-------- INPUT DATA --------

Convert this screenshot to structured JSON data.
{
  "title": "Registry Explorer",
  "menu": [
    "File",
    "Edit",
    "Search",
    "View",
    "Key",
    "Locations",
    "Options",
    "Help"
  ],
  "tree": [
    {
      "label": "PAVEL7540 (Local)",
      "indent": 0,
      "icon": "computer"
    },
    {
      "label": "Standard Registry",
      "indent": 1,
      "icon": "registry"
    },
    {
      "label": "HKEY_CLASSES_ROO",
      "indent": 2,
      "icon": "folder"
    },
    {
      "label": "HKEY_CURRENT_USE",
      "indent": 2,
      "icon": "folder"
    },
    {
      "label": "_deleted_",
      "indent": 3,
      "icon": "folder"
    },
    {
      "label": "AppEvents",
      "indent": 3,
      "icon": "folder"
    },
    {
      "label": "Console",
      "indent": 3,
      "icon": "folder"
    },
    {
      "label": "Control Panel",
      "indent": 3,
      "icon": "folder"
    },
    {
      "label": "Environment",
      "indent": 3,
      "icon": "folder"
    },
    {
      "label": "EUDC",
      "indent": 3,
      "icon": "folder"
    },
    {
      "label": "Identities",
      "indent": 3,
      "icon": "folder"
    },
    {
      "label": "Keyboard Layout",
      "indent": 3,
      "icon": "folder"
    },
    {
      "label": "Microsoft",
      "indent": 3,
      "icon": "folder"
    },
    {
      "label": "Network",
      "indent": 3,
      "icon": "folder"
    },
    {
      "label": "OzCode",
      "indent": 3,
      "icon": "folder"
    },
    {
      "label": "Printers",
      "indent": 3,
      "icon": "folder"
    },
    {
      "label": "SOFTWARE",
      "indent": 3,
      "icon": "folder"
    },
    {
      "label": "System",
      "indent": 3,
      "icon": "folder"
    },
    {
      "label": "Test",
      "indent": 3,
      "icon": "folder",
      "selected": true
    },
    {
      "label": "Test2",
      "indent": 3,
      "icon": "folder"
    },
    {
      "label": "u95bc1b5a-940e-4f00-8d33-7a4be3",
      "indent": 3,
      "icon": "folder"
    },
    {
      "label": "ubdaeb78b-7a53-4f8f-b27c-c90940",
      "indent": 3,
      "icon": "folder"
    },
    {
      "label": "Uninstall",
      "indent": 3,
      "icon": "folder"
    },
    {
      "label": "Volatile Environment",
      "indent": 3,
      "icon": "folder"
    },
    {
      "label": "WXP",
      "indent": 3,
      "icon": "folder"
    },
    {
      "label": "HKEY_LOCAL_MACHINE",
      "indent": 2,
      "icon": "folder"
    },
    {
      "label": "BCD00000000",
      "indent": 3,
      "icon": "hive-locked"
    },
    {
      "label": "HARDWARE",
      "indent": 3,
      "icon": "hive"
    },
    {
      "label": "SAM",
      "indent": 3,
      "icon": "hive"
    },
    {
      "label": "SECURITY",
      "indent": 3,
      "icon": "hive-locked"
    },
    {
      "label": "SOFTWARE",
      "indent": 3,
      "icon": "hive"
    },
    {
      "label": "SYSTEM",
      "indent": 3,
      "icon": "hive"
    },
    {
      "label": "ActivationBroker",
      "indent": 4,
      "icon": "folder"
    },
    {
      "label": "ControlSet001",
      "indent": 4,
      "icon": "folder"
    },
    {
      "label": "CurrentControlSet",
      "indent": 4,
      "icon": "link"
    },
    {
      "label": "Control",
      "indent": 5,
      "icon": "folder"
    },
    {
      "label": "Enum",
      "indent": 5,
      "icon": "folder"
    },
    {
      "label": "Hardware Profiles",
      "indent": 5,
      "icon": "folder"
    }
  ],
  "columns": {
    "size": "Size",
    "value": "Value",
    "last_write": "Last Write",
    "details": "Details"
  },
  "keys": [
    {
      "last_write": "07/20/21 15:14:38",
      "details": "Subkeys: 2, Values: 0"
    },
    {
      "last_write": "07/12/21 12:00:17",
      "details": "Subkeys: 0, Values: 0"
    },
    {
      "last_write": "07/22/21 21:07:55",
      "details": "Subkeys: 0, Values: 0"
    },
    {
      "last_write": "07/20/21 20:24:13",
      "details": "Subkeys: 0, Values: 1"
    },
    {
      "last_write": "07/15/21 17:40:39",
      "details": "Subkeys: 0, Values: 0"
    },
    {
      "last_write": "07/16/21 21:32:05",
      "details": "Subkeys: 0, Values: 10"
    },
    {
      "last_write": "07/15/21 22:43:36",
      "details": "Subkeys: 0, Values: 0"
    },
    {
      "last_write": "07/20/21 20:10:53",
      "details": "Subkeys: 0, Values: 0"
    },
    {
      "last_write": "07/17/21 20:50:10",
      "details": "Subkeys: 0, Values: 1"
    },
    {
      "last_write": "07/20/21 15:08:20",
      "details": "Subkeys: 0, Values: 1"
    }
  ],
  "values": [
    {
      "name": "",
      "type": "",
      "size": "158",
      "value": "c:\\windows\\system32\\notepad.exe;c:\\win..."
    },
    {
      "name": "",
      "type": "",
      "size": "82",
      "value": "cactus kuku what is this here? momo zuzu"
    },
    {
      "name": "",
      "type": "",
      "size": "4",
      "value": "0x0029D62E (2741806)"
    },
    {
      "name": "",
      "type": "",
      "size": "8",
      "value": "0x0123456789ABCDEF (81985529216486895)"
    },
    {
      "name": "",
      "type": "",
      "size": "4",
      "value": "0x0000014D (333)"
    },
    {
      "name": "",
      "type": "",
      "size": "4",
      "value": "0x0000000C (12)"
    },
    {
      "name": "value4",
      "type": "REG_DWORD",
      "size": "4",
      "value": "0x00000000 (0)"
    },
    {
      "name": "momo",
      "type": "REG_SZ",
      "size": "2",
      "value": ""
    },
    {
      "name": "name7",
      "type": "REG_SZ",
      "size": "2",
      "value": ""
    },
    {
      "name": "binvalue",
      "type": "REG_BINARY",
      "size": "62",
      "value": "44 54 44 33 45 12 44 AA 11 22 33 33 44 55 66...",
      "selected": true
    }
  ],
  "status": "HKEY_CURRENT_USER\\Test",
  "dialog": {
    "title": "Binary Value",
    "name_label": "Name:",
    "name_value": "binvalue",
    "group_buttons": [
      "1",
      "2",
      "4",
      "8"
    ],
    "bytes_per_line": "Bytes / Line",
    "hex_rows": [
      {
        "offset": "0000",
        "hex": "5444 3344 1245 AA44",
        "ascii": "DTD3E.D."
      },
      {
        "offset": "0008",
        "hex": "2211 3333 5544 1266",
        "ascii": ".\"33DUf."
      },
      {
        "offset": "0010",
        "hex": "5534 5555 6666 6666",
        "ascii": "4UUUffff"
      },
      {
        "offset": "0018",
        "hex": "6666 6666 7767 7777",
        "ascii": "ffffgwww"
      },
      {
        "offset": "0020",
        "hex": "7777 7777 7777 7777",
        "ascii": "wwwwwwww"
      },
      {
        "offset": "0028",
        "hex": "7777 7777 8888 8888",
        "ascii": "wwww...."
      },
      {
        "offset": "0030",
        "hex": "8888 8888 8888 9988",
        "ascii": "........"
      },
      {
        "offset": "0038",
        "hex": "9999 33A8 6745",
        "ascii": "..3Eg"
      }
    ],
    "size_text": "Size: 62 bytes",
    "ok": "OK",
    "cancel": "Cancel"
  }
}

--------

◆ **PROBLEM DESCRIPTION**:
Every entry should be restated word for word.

◆ **SOLVED PROBLEM**:
Convert this screenshot to structured JSON data.
{
  "title": "Registry Explorer",
  "menu": [
    "File",
    "Edit",
    "Search",
    "View",
    "Key",
    "Locations",
    "Options",
    "Help"
  ],
  "tree": [
    {
      "label": "PAVEL7540 (Local)",
      "indent": 0,
      "icon": "computer"
    },
    {
      "label": "Standard Registry",
      "indent": 1,
      "icon": "registry"
    },
    {
      "label": "HKEY_CLASSES_ROO",
      "indent": 2,
      "icon": "folder"
    },
    {
      "label": "HKEY_CURRENT_USE",
      "indent": 2,
      "icon": "folder"
    },
    {
      "label": "_deleted_",
      "indent": 3,
      "icon": "folder"
    },
    {
      "label": "AppEvents",
      "indent": 3,
      "icon": "folder"
    },
    {
      "label": "Console",
      "indent": 3,
      "icon": "folder"
    },
    {
      "label": "Control Panel",
      "indent": 3,
      "icon": "folder"
    },
    {
      "label": "Environment",
      "indent": 3,
      "icon": "folder"
    },
    {
      "label": "EUDC",
      "indent": 3,
      "icon": "folder"
    },
    {
      "label": "Identities",
      "indent": 3,
      "icon": "folder"
    },
    {
      "label": "Keyboard Layout",
      "indent": 3,
      "icon": "folder"
    },
    {
      "label": "Microsoft",
      "indent": 3,
      "icon": "folder"
    },
    {
      "label": "Network",
      "indent": 3,
      "icon": "folder"
    },
    {
      "label": "OzCode",
      "indent": 3,
      "icon": "folder"
    },
    {
      "label": "Printers",
      "indent": 3,
      "icon": "folder"
    },
    {
      "label": "SOFTWARE",
      "indent": 3,
      "icon": "folder"
    },
    {
      "label": "System",
      "indent": 3,
      "icon": "folder"
    },
    {
      "label": "Test",
      "indent": 3,
      "icon": "folder",
      "selected": true
    },
    {
      "label": "Test2",
      "indent": 3,
      "icon": "folder"
    },
    {
      "label": "u95bc1b5a-940e-4f00-8d33-7a4be3",
      "indent": 3,
      "icon": "folder"
    },
    {
      "label": "ubdaeb78b-7a53-4f8f-b27c-c90940",
      "indent": 3,
      "icon": "folder"
    },
    {
      "label": "Uninstall",
      "indent": 3,
      "icon": "folder"
    },
    {
      "label": "Volatile Environment",
      "indent": 3,
      "icon": "folder"
    },
    {
      "label": "WXP",
      "indent": 3,
      "icon": "folder"
    },
    {
      "label": "HKEY_LOCAL_MACHINE",
      "indent": 2,
      "icon": "folder"
    },
    {
      "label": "BCD00000000",
      "indent": 3,
      "icon": "hive-locked"
    },
    {
      "label": "HARDWARE",
      "indent": 3,
      "icon": "hive"
    },
    {
      "label": "SAM",
      "indent": 3,
      "icon": "hive"
    },
    {
      "label": "SECURITY",
      "indent": 3,
      "icon": "hive-locked"
    },
    {
      "label": "SOFTWARE",
      "indent": 3,
      "icon": "hive"
    },
    {
      "label": "SYSTEM",
      "indent": 3,
      "icon": "hive"
    },
    {
      "label": "ActivationBroker",
      "indent": 4,
      "icon": "folder"
    },
    {
      "label": "ControlSet001",
      "indent": 4,
      "icon": "folder"
    },
    {
      "label": "CurrentControlSet",
      "indent": 4,
      "icon": "link"
    },
    {
      "label": "Control",
      "indent": 5,
      "icon": "folder"
    },
    {
      "label": "Enum",
      "indent": 5,
      "icon": "folder"
    },
    {
      "label": "Hardware Profiles",
      "indent": 5,
      "icon": "folder"
    }
  ],
  "columns": {
    "size": "Size",
    "value": "Value",
    "last_write": "Last Write",
    "details": "Details"
  },
  "keys": [
    {
      "last_write": "07/20/21 15:14:38",
      "details": "Subkeys: 2, Values: 0"
    },
    {
      "last_write": "07/12/21 12:00:17",
      "details": "Subkeys: 0, Values: 0"
    },
    {
      "last_write": "07/22/21 21:07:55",
      "details": "Subkeys: 0, Values: 0"
    },
    {
      "last_write": "07/20/21 20:24:13",
      "details": "Subkeys: 0, Values: 1"
    },
    {
      "last_write": "07/15/21 17:40:39",
      "details": "Subkeys: 0, Values: 0"
    },
    {
      "last_write": "07/16/21 21:32:05",
      "details": "Subkeys: 0, Values: 10"
    },
    {
      "last_write": "07/15/21 22:43:36",
      "details": "Subkeys: 0, Values: 0"
    },
    {
      "last_write": "07/20/21 20:10:53",
      "details": "Subkeys: 0, Values: 0"
    },
    {
      "last_write": "07/17/21 20:50:10",
      "details": "Subkeys: 0, Values: 1"
    },
    {
      "last_write": "07/20/21 15:08:20",
      "details": "Subkeys: 0, Values: 1"
    }
  ],
  "values": [
    {
      "name": "",
      "type": "",
      "size": "158",
      "value": "c:\\windows\\system32\\notepad.exe;c:\\win..."
    },
    {
      "name": "",
      "type": "",
      "size": "82",
      "value": "cactus kuku what is this here? momo zuzu"
    },
    {
      "name": "",
      "type": "",
      "size": "4",
      "value": "0x0029D62E (2741806)"
    },
    {
      "name": "",
      "type": "",
      "size": "8",
      "value": "0x0123456789ABCDEF (81985529216486895)"
    },
    {
      "name": "",
      "type": "",
      "size": "4",
      "value": "0x0000014D (333)"
    },
    {
      "name": "",
      "type": "",
      "size": "4",
      "value": "0x0000000C (12)"
    },
    {
      "name": "value4",
      "type": "REG_DWORD",
      "size": "4",
      "value": "0x00000000 (0)"
    },
    {
      "name": "momo",
      "type": "REG_SZ",
      "size": "2",
      "value": ""
    },
    {
      "name": "name7",
      "type": "REG_SZ",
      "size": "2",
      "value": ""
    },
    {
      "name": "binvalue",
      "type": "REG_BINARY",
      "size": "62",
      "value": "44 54 44 33 45 12 44 AA 11 22 33 33 44 55 66...",
      "selected": true
    }
  ],
  "status": "HKEY_CURRENT_USER\\Test",
  "dialog": {
    "title": "Binary Value",
    "name_label": "Name:",
    "name_value": "binvalue",
    "group_buttons": [
      "1",
      "2",
      "4",
      "8"
    ],
    "bytes_per_line": "Bytes / Line",
    "hex_rows": [
      {
        "offset": "0000",
        "hex": "5444 3344 1245 AA44",
        "ascii": "DTD3E.D."
      },
      {
        "offset": "0008",
        "hex": "2211 3333 5544 1266",
        "ascii": ".\"33DUf."
      },
      {
        "offset": "0010",
        "hex": "5534 5555 6666 6666",
        "ascii": "4UUUffff"
      },
      {
        "offset": "0018",
        "hex": "6666 6666 7767 7777",
        "ascii": "ffffgwww"
      },
      {
        "offset": "0020",
        "hex": "7777 7777 7777 7777",
        "ascii": "wwwwwwww"
      },
      {
        "offset": "0028",
        "hex": "7777 7777 8888 8888",
        "ascii": "wwww...."
      },
      {
        "offset": "0030",
        "hex": "8888 8888 8888 9988",
        "ascii": "........"
      },
      {
        "offset": "0038",
        "hex": "9999 33A8 6745",
        "ascii": "..3Eg"
      }
    ],
    "size_text": "Size: 62 bytes",
    "ok": "OK",
    "cancel": "Cancel"
  }
}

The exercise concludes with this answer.